Justice Bosson is quoted further as saying, “…compromise is part of the glue that holds us together as a nation, the tolerance that lubricates the varied moving parts of us as a people. That sense of respect we owe others, whether or not we believe as they do, illuminates this country, setting it apart from the discord that afflicts much of the rest of the world…it is the price of citizenship… [They] now are compelled by law to compromise the very religious beliefs that inspire their lives… It will no doubt leave a tangible mark on the Huguenins and others of similar views.”
The time is quickly approaching when American Christians will be expected to publicly compromise our beliefs.
This is a sobering reality for those of us who believe that the Bible is God’s inspired, authoritative word to humanity, and that it is binding on our lives; for while the salvation we have received is personal, it was never meant to be private, and we understand that it has ramifications for all of life, including the public square.
It was another teaching of the Bible, namely that all people are created in God’s image, that compelled William Wilberforce to fight the slave trade in 18th and 19th century Great Britain. While many so-called Christians were attending church, they were turning a blind eye to the horrors inflicted upon a group of people created in the image of God; they may have personally believed that the slave trade was immoral, but the status quo caused them to compromise their beliefs. Wilberforce, however, was compelled by his belief in what Scripture said about the dignity of humanity as being of equal worth in God’s sight. The atrociousness of this godless practice could not be ignored. At one point Wilberforce wrote, “So enormous, so dreadful, so irremediable did the [slave] trade’s wickedness appear that my own mind was completely made up for abolition. Let the consequences be what they would: I from this time determined that I would never rest until I had effected its abolition.”
Whether it is our view on God’s design for marriage, the full humanness of an unborn child, or the exclusivity of Jesus Christ for salvation, the weight of our faith cannot be bound within the unnatural constraints of our private lives. The fact Christians are called to be salt and light precludes this (Matt. 5:13-16). Wilberforce once wrote in his journal, “My walk is a public one…my business is in the world, and I must mix in the assemblies of men or quit the post which Providence seems to have assigned me.”
When Christians leave the house each day, we cannot hang our convictions by the door to be picked up only when we return home; they are part and parcel of who we are.
As the reformer Martin Luther said at the Diet of Worms in April 1521, “to go against conscious is neither right nor safe…here I stand, I can do no other. So God help me.”

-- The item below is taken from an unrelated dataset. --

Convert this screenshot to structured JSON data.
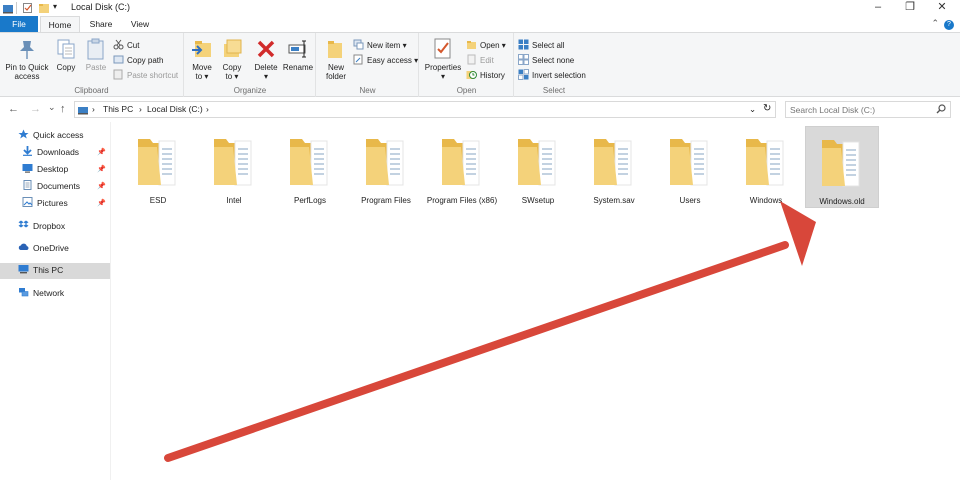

God help us all, just as he did the Huguenins, to stand, whether it is popular or not; for we can do no other.
Brian Owens is an associate pastor with youth and children emphasis at Farmdale Baptist Church. He can be reached via e-mail at firstname.lastname@example.org.